Exercise data —
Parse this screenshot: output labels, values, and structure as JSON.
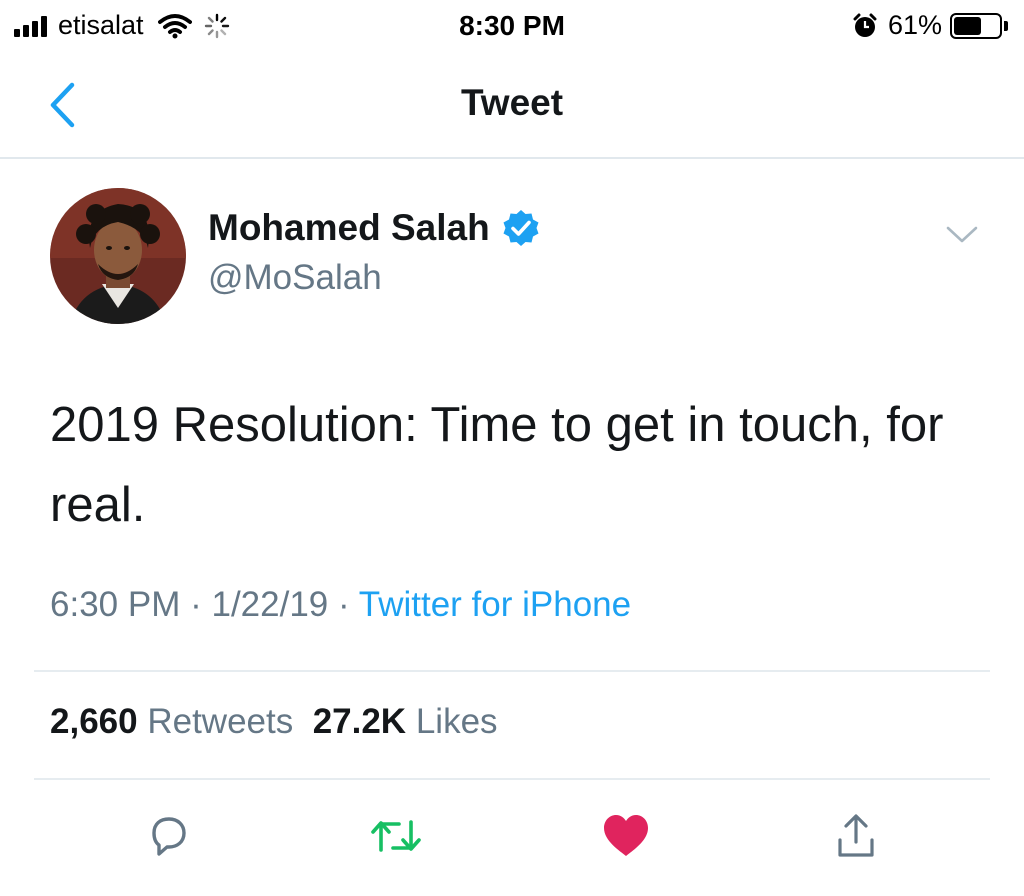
{
  "status_bar": {
    "carrier": "etisalat",
    "time": "8:30 PM",
    "battery_percent": "61%",
    "battery_level": 0.61,
    "icons": [
      "signal-bars-icon",
      "wifi-icon",
      "loading-spinner-icon",
      "alarm-icon",
      "battery-icon"
    ]
  },
  "nav": {
    "title": "Tweet",
    "back_icon": "chevron-left-icon"
  },
  "tweet": {
    "author_name": "Mohamed Salah",
    "handle": "@MoSalah",
    "verified": true,
    "text": "2019 Resolution: Time to get in touch, for real.",
    "time": "6:30 PM",
    "date": "1/22/19",
    "separator": "·",
    "source": "Twitter for iPhone",
    "retweet_count": "2,660",
    "retweet_label": "Retweets",
    "like_count": "27.2K",
    "like_label": "Likes"
  },
  "actions": [
    "reply-icon",
    "retweet-icon",
    "like-icon",
    "share-icon"
  ],
  "colors": {
    "accent": "#1da1f2",
    "retweet": "#17bf63",
    "like": "#e0245e",
    "secondary_text": "#657786",
    "primary_text": "#14171a"
  }
}
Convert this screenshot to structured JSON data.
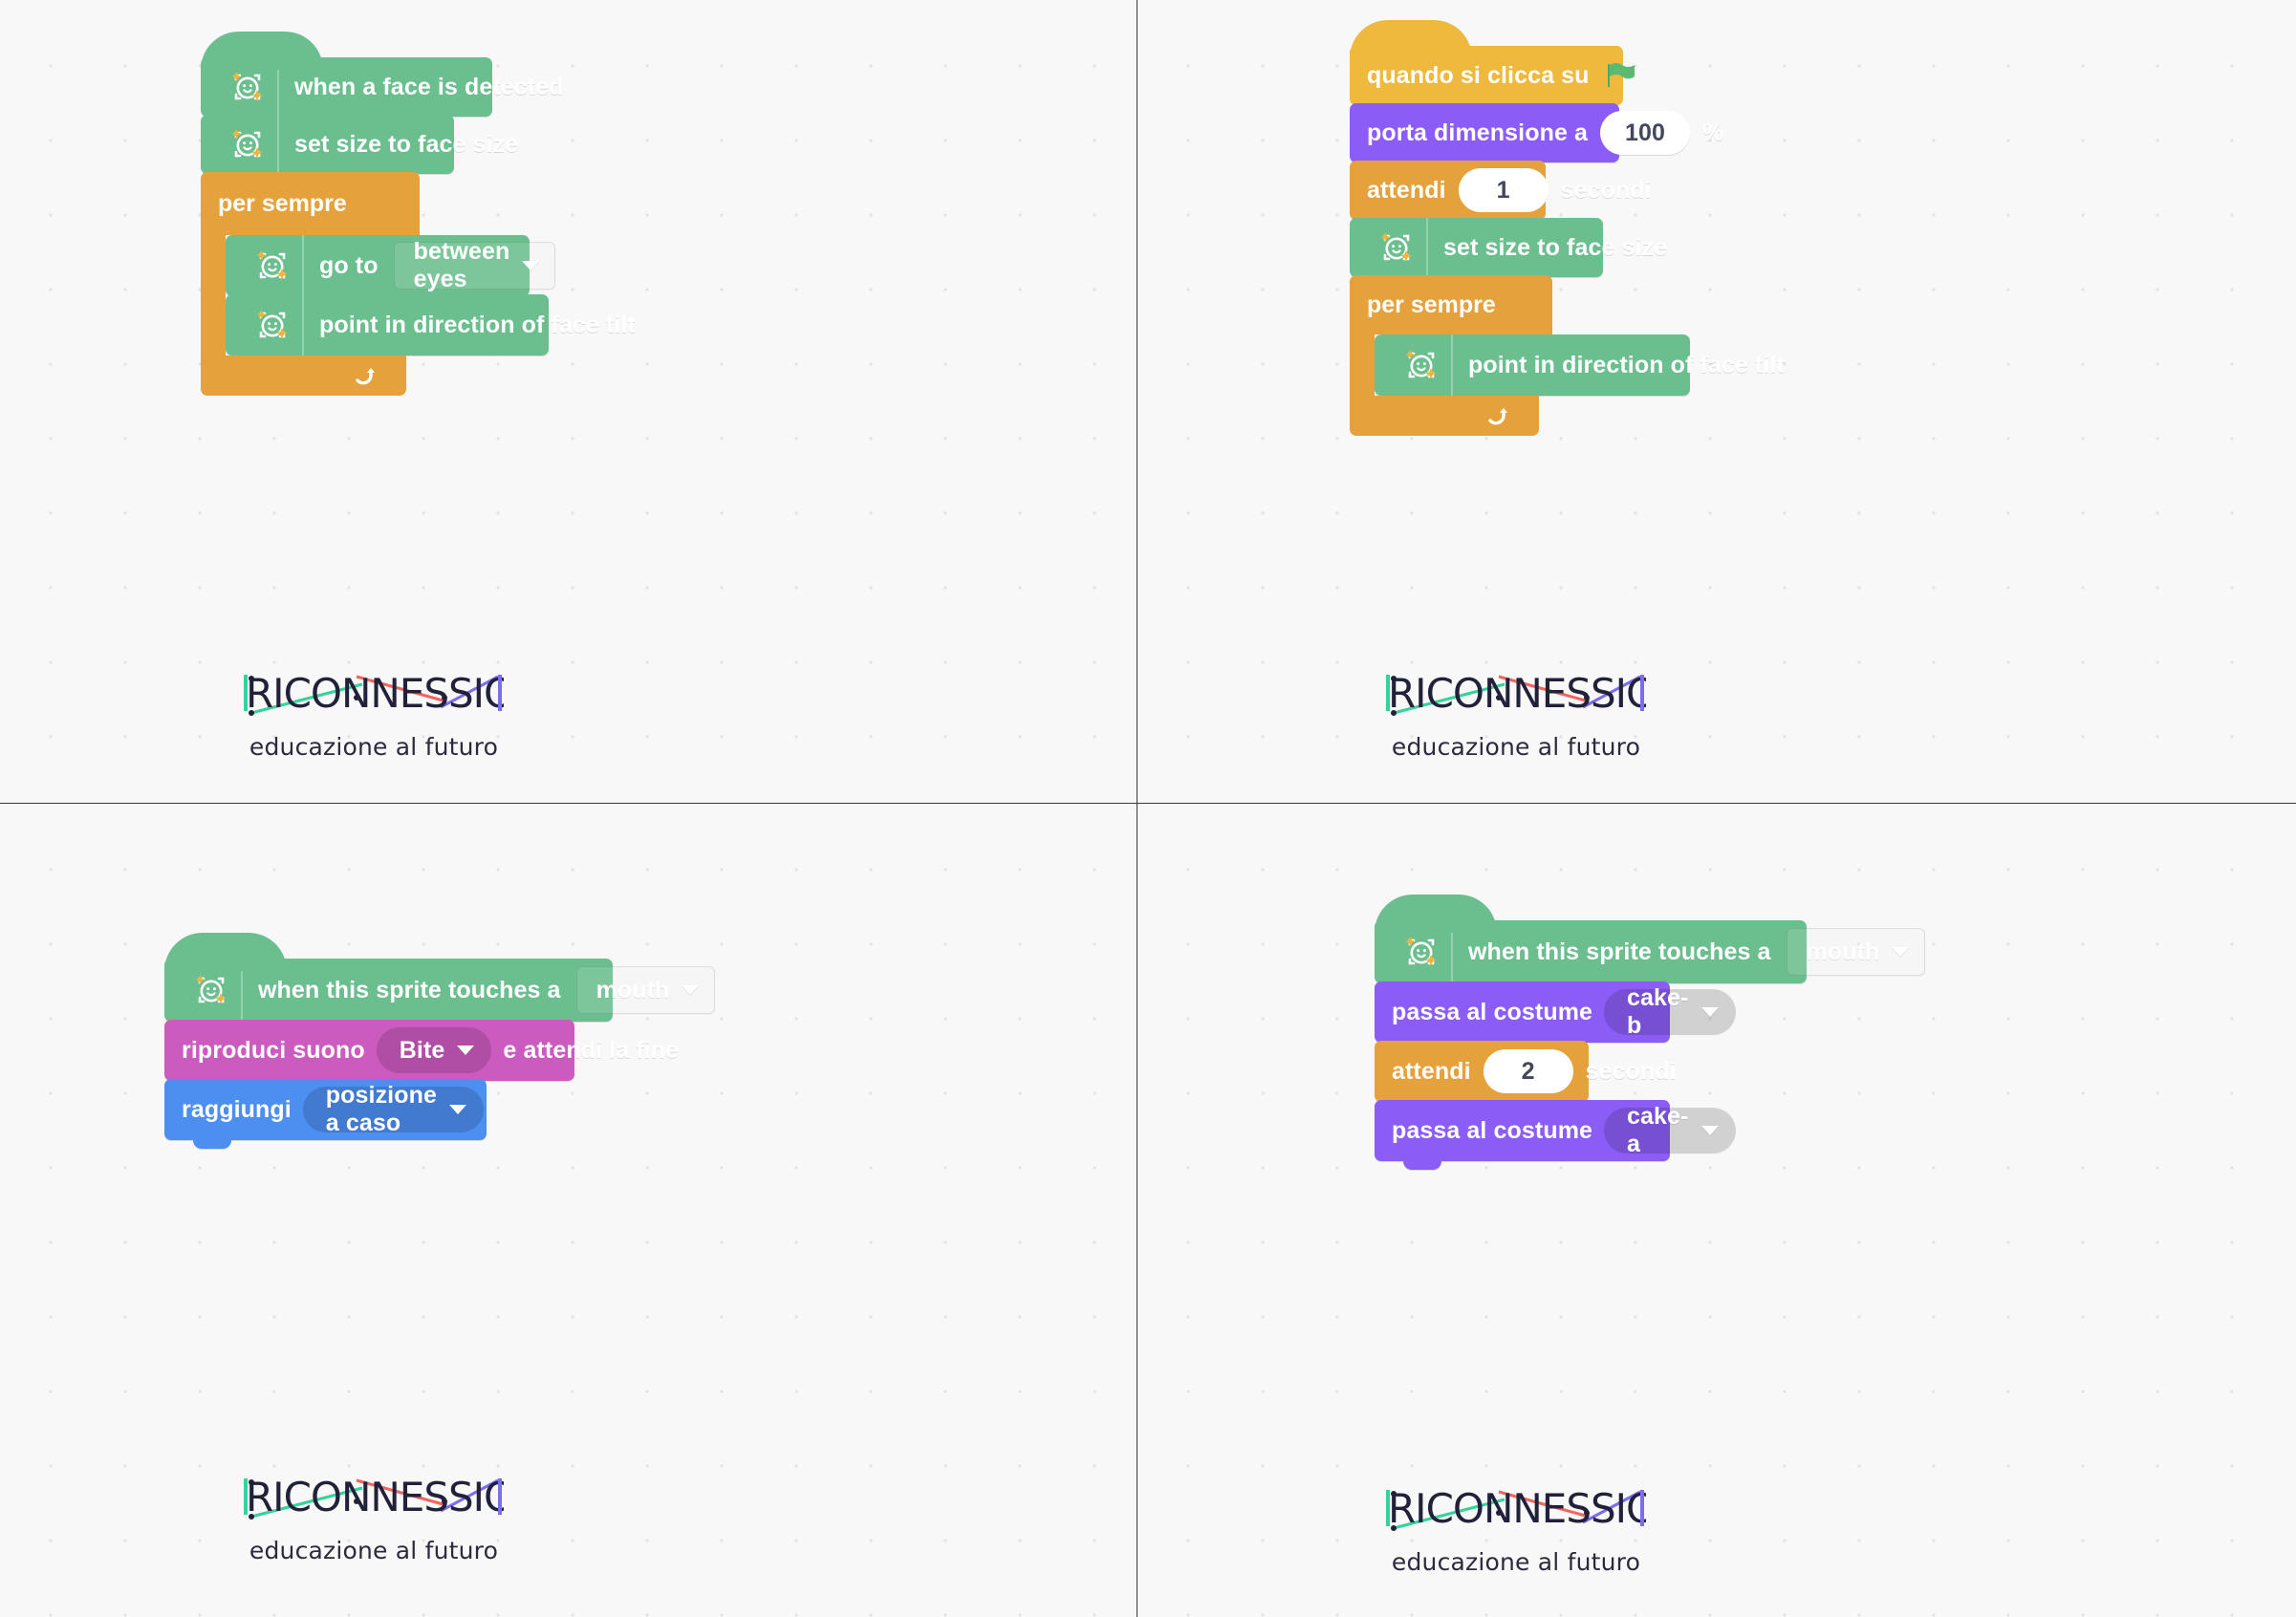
{
  "meta": {
    "kind": "scratch-block-scripts-sheet",
    "panel_count": 4
  },
  "colors": {
    "face_sensing": "#6bbf8f",
    "control": "#e5a13c",
    "events": "#eeb93c",
    "looks": "#8b5cf6",
    "sound": "#cc5bbf",
    "motion": "#4c8ff0",
    "background": "#f8f8f8",
    "logo_dark": "#21213a",
    "logo_green": "#34d399",
    "logo_red": "#f4645f",
    "logo_purple": "#7c6cf0"
  },
  "logo": {
    "wordmark": "RICONNESSIONI",
    "tagline": "educazione al futuro"
  },
  "panels": [
    {
      "id": "panel-top-left",
      "blocks": [
        {
          "type": "hat",
          "category": "face_sensing",
          "icon": "face-sensing-icon",
          "label": "when a face is detected"
        },
        {
          "type": "stack",
          "category": "face_sensing",
          "icon": "face-sensing-icon",
          "label": "set size to face size"
        },
        {
          "type": "c-block",
          "category": "control",
          "label": "per sempre",
          "children": [
            {
              "type": "stack",
              "category": "face_sensing",
              "icon": "face-sensing-icon",
              "label": "go to",
              "dropdown": {
                "style": "rect",
                "value": "between eyes"
              }
            },
            {
              "type": "stack",
              "category": "face_sensing",
              "icon": "face-sensing-icon",
              "label": "point in direction of face tilt"
            }
          ],
          "footer_icon": "loop-arrow-icon"
        }
      ]
    },
    {
      "id": "panel-top-right",
      "blocks": [
        {
          "type": "hat",
          "category": "events",
          "label": "quando si clicca su",
          "trailing_icon": "green-flag-icon"
        },
        {
          "type": "stack",
          "category": "looks",
          "label": "porta dimensione a",
          "number": "100",
          "label_after": "%"
        },
        {
          "type": "stack",
          "category": "control",
          "label": "attendi",
          "number": "1",
          "label_after": "secondi"
        },
        {
          "type": "stack",
          "category": "face_sensing",
          "icon": "face-sensing-icon",
          "label": "set size to face size"
        },
        {
          "type": "c-block",
          "category": "control",
          "label": "per sempre",
          "children": [
            {
              "type": "stack",
              "category": "face_sensing",
              "icon": "face-sensing-icon",
              "label": "point in direction of face tilt"
            }
          ],
          "footer_icon": "loop-arrow-icon"
        }
      ]
    },
    {
      "id": "panel-bottom-left",
      "blocks": [
        {
          "type": "hat",
          "category": "face_sensing",
          "icon": "face-sensing-icon",
          "label": "when this sprite touches a",
          "dropdown": {
            "style": "rect",
            "value": "mouth"
          }
        },
        {
          "type": "stack",
          "category": "sound",
          "label": "riproduci suono",
          "dropdown": {
            "style": "pill",
            "value": "Bite"
          },
          "label_after": "e attendi la fine"
        },
        {
          "type": "stack",
          "category": "motion",
          "label": "raggiungi",
          "dropdown": {
            "style": "pill",
            "value": "posizione a caso"
          }
        }
      ]
    },
    {
      "id": "panel-bottom-right",
      "blocks": [
        {
          "type": "hat",
          "category": "face_sensing",
          "icon": "face-sensing-icon",
          "label": "when this sprite touches a",
          "dropdown": {
            "style": "rect",
            "value": "mouth"
          }
        },
        {
          "type": "stack",
          "category": "looks",
          "label": "passa al costume",
          "dropdown": {
            "style": "pill",
            "value": "cake-b"
          }
        },
        {
          "type": "stack",
          "category": "control",
          "label": "attendi",
          "number": "2",
          "label_after": "secondi"
        },
        {
          "type": "stack",
          "category": "looks",
          "label": "passa al costume",
          "dropdown": {
            "style": "pill",
            "value": "cake-a"
          }
        }
      ]
    }
  ]
}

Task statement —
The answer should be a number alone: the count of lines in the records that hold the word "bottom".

Response to this exercise —
2